Banks are failing globally, the credit crunch has turned into the meltdown, and 2008 is becoming 1929. Bizarrely, this massive implosion appeared rather innocently in an I Ching reading I made last year when I asked about selling my flat and moving.
I can hear sarcasm and ridicule from rationalists, too nervous to desert their pints of proof, resounding about the cold, tiled Victorian toilets of their tiny minds, but what the fuck. I do read the I Ching sometimes, and I also read the Tao Te Ching, and hey, I study Lao Tzu. I find them all useful, representing a key philosophy in my understanding of life, and I thank God they are there for me.
Remembering this unexpected guidance, I spent this year of 2008 reiterating regularly to my nearest and dearest – who know me well enough to know that I tend to balance the artistic and irrational with the sublimely logical – to remember that the shit would really hit the fan in September.
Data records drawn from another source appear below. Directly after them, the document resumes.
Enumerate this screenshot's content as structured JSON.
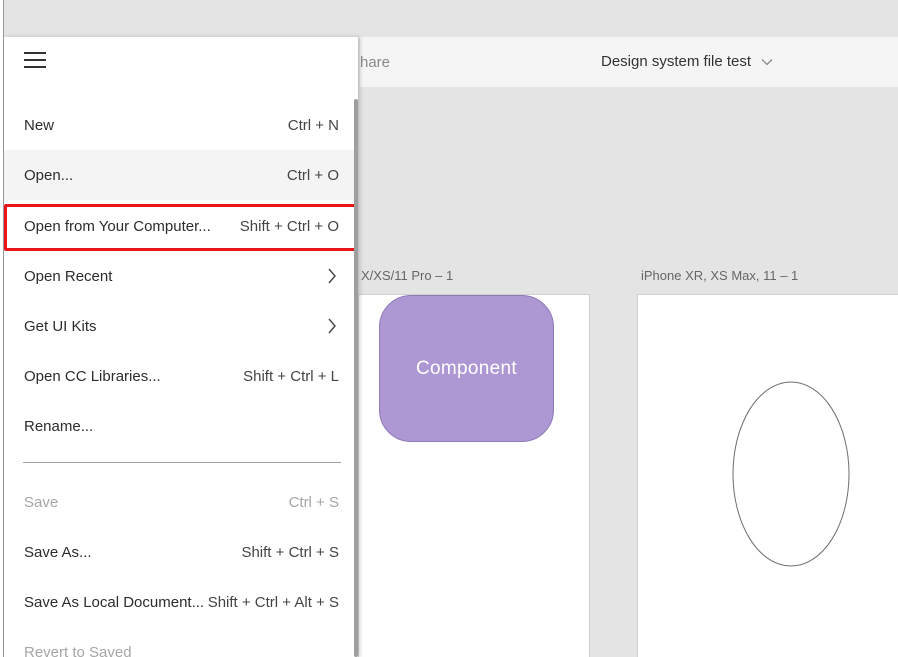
{
  "toolbar": {
    "share_label": "hare",
    "document_title": "Design system file test"
  },
  "canvas": {
    "artboard_left_label": "X/XS/11 Pro – 1",
    "artboard_right_label": "iPhone XR, XS Max, 11 – 1",
    "component_label": "Component"
  },
  "menu": {
    "items": [
      {
        "label": "New",
        "shortcut": "Ctrl + N"
      },
      {
        "label": "Open...",
        "shortcut": "Ctrl + O"
      },
      {
        "label": "Open from Your Computer...",
        "shortcut": "Shift + Ctrl + O"
      },
      {
        "label": "Open Recent",
        "shortcut": ""
      },
      {
        "label": "Get UI Kits",
        "shortcut": ""
      },
      {
        "label": "Open CC Libraries...",
        "shortcut": "Shift + Ctrl + L"
      },
      {
        "label": "Rename...",
        "shortcut": ""
      },
      {
        "label": "Save",
        "shortcut": "Ctrl + S"
      },
      {
        "label": "Save As...",
        "shortcut": "Shift + Ctrl + S"
      },
      {
        "label": "Save As Local Document...",
        "shortcut": "Shift + Ctrl + Alt + S"
      },
      {
        "label": "Revert to Saved",
        "shortcut": ""
      }
    ]
  },
  "colors": {
    "highlight": "#e8161b",
    "component_fill": "#ad98d4"
  }
}
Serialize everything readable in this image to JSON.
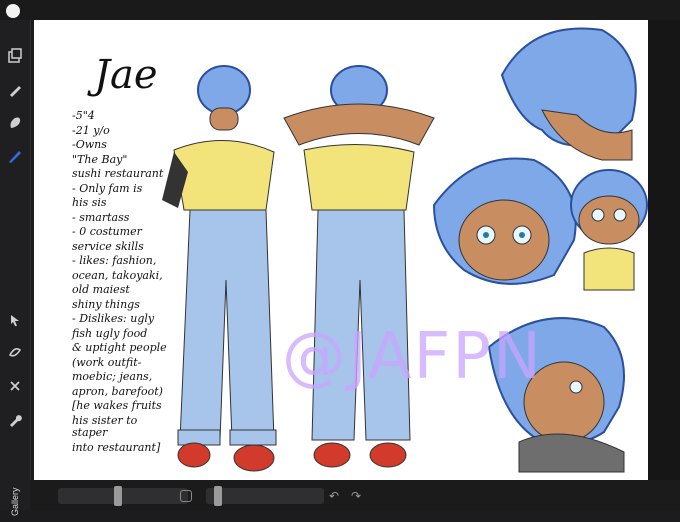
{
  "app": {
    "sidebar": {
      "gallery_label": "Gallery",
      "tools": [
        {
          "icon": "layers-icon"
        },
        {
          "icon": "brush-icon"
        },
        {
          "icon": "smudge-icon"
        },
        {
          "icon": "pen-icon"
        },
        {
          "icon": "select-arrow-icon"
        },
        {
          "icon": "adjust-icon"
        },
        {
          "icon": "transform-icon"
        },
        {
          "icon": "wrench-icon"
        }
      ]
    },
    "bottom": {
      "undo_glyph": "↶",
      "redo_glyph": "↷"
    }
  },
  "canvas": {
    "title": "Jae",
    "notes": [
      "-5\"4",
      "-21 y/o",
      "-Owns",
      " \"The Bay\"",
      " sushi restaurant",
      "- Only fam is",
      "  his sis",
      "- smartass",
      "- 0 costumer",
      "  service skills",
      "- likes: fashion,",
      " ocean, takoyaki,",
      " old maiest",
      " shiny things",
      "- Dislikes: ugly",
      " fish ugly food",
      " & uptight people",
      "(work outfit-",
      " moebic; jeans,",
      " apron, barefoot)",
      "[he wakes fruits",
      " his sister to staper",
      " into restaurant]"
    ],
    "watermark": "@JAFPN"
  },
  "colors": {
    "hair": "#7fa8e8",
    "shirt": "#f2e37a",
    "jeans": "#a7c4ea",
    "shoes": "#d23b2b",
    "skin": "#c98d62",
    "watermark": "#c9a6ff"
  }
}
No, I kept saying, shit will REALLY hit the fan. It says here (points to HEXAGRAM 20)
Yes, but that’s just you asking about your flat sale, came the reply.
Sure, I said, but if it’s relevant, it will appear.
In all of these things, interpretation is important. So, I interpreted future events, it turns out, pretty accurately. And, I just had an idea that the fan would be big and this torrid pile of stinking capitalist shit would be spread wide – wide enough to affect my minor domestic transaction.
Thus, this year I have spent the past eight months quietly and deeply reorganising my life on the basis of this esoteric advice, as well as my own observations, and I’m ninety nine percent finished.
Just one addition: while capitalism spasms like a dying man in need of medical intervention which it cannot afford, I’ve been finding some comfort in this remarkable conceptual framing of the situation and its possible outcomes by Dmitry Orlov, Closing the ‘Collapse Gap’. As my friend The Obstructionist points out, you can find fault with some of Orlov’s comparisons – especially if you’re not prepared to see the vulnerability of the United States framed in terms of other dissimilar nations – but his detailed comparison of the US with the USSR at the end of communism is fascinating and absorbing reading.
See you on the vegetable plot.